This is not a complex site but FrontLine of Canvey Island has included some helpful functionality. There's very little on the homepage apart from a menu, a flashing message, some contact details and a photograph of FrontLine staff. Its proposition on the 'about FrontLine' page has plenty of comforting and empathetic phrases, such as “flexible approach”, “plain language” and “every expense visible in advance”. There are four testimonials although I would prefer to see names rather than initials. The calculator has a graph, making it very visual and there's an online enquiry form. But the site doesn't make enough of contact details – the telephone number should be more prominent and links to the enquiry form should create more traffic.
The Mortgage Practitioner
The Mortgage Practitioner is in Basildon and at first glance this also looked like a fairly simple site. The proposition is all around personal service, including a personal message from the firm's principal complete with photograph (“OK I know I'm not Brad Pitt,” he says, “but at least you will know the face of the person you're talking to”). The guide to mortgages offers click-throughs to a fair bit of information although some of it is in lumpy text which could do with breaking up. The main menu also has an option to “go to my automated mortgage website”. This takes you to a Mortgage 2000 white label site. There's loads of stuff here, getting good points for content and interactivity but losing in character and personal approach.

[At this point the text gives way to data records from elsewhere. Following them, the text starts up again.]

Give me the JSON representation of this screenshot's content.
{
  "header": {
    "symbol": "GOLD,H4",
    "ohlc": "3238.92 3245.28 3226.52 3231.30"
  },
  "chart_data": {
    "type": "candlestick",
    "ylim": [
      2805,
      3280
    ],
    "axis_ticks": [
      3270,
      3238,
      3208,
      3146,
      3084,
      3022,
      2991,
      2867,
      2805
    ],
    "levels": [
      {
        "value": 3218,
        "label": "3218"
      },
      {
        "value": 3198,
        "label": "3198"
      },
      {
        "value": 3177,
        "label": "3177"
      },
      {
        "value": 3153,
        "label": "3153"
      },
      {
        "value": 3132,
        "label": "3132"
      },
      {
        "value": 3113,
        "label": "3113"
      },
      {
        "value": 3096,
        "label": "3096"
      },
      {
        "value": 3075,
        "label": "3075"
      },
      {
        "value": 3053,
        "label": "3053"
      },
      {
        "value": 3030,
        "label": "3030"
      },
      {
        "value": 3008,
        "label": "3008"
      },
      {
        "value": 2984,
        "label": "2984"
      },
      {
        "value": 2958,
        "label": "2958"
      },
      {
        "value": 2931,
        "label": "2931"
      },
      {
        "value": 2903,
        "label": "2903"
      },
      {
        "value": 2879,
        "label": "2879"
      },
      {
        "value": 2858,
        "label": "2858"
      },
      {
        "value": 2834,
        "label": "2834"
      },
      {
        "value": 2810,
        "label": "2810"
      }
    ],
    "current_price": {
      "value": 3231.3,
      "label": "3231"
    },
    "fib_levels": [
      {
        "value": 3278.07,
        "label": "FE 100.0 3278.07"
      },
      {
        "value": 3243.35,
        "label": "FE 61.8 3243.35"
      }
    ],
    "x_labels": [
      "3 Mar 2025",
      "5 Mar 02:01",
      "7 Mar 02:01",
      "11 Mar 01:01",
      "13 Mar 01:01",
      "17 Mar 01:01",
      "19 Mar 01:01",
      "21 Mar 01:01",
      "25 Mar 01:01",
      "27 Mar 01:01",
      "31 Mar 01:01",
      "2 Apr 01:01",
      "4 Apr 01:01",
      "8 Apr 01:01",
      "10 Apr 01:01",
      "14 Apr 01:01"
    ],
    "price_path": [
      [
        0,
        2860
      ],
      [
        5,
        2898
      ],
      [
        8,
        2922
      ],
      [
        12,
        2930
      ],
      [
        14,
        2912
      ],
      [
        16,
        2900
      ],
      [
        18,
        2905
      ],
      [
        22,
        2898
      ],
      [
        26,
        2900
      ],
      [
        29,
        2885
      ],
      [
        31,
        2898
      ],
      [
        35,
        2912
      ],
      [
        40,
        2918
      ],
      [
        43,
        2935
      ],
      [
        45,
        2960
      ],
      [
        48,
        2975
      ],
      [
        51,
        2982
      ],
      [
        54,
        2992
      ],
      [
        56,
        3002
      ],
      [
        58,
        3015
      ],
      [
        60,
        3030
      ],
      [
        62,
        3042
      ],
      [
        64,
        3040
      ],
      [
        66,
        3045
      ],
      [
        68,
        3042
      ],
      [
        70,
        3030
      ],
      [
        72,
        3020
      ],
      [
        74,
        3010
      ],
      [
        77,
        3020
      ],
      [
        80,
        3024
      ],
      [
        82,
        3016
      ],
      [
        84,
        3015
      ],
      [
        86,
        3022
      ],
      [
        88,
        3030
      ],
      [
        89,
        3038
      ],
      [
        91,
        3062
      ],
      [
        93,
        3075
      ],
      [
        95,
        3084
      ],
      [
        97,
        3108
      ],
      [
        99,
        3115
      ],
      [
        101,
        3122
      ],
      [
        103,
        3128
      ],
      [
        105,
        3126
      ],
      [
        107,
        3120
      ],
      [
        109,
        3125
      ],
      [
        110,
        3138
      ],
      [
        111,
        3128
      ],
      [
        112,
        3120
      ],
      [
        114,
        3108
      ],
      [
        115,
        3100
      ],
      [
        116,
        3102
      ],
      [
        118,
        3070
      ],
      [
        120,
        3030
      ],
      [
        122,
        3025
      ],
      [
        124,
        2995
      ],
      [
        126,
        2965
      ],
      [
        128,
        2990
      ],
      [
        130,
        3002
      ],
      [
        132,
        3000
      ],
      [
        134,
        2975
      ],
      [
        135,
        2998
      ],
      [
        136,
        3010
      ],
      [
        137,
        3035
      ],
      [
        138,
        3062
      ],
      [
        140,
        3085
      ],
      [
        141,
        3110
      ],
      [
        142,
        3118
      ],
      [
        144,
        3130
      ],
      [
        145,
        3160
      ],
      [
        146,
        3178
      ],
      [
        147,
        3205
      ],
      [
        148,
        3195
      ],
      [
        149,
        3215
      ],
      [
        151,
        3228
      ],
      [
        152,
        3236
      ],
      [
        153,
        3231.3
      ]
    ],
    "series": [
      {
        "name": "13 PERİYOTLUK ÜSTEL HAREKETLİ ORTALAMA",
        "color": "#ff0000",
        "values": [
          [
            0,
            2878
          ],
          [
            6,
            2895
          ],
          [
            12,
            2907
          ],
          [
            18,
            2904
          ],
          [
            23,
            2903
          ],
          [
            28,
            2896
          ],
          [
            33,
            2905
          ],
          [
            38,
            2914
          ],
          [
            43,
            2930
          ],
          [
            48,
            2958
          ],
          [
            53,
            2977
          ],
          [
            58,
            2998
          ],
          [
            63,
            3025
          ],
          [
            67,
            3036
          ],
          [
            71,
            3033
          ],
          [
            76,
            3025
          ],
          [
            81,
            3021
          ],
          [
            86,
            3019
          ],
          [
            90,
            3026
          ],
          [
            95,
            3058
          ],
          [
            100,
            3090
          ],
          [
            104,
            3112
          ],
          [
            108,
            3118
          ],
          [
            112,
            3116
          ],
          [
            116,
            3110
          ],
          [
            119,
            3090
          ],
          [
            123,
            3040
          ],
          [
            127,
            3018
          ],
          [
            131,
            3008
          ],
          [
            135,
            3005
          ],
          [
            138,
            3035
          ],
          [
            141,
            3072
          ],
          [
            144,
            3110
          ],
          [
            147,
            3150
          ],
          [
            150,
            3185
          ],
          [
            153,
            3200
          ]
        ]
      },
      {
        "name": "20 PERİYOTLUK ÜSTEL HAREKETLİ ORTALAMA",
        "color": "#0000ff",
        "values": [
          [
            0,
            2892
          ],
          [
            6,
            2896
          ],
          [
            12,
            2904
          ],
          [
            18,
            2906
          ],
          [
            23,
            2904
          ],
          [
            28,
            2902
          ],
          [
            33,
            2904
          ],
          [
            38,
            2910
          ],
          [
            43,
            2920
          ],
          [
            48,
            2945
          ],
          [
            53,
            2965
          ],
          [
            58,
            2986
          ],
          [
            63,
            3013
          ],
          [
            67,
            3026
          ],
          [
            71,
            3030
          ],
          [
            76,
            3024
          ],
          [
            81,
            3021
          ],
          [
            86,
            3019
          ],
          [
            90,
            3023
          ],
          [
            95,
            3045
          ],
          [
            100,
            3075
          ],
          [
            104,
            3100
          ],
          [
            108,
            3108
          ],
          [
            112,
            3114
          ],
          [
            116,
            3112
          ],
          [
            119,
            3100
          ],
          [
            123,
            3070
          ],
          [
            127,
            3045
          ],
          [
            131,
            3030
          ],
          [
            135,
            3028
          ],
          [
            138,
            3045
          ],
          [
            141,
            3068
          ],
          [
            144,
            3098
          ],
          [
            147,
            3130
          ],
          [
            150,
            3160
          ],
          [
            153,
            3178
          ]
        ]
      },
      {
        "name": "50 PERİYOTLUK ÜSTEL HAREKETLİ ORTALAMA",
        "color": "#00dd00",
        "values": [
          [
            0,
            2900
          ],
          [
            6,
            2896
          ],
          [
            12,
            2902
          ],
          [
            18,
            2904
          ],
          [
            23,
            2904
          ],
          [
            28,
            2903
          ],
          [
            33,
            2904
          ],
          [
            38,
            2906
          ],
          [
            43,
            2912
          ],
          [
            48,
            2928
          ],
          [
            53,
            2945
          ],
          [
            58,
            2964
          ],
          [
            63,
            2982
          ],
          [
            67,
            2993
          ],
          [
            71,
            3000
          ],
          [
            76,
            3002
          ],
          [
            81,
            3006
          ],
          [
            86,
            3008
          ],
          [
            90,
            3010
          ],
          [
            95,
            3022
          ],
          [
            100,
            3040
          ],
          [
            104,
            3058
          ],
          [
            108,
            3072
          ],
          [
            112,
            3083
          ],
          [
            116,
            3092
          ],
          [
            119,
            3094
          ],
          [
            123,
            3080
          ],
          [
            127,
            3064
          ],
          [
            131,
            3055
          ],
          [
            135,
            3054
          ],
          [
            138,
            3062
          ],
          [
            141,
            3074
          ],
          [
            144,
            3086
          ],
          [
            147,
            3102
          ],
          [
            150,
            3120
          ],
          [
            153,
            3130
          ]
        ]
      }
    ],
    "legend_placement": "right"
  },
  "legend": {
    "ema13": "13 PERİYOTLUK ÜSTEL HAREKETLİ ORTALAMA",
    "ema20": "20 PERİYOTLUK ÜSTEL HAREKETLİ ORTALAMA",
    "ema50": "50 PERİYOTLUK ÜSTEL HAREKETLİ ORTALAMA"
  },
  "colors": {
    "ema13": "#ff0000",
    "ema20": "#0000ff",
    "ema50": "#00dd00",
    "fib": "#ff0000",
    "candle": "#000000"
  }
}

With Apple Loans I've headed back to the seaside – Leigh-on-Sea. Apple Loans says its a firm of remortgage and loan specialists and its website is utterly single-minded. The focus for the site is to get visitors to contact the firm, preferably by completing the online enquiry form. Consequently, there's a big telephone number plus four 'apply now' links on the homepage and links on other pages too. There's even the carrot of a monthly prize draw for a Red Letter Day to encourage response. The bright red of the colour scheme helps as well. On the downside, there's no product or borrower information and no calculator. The FAQs, which need indexing, are reasonable although some of the explanations are a bit confusing.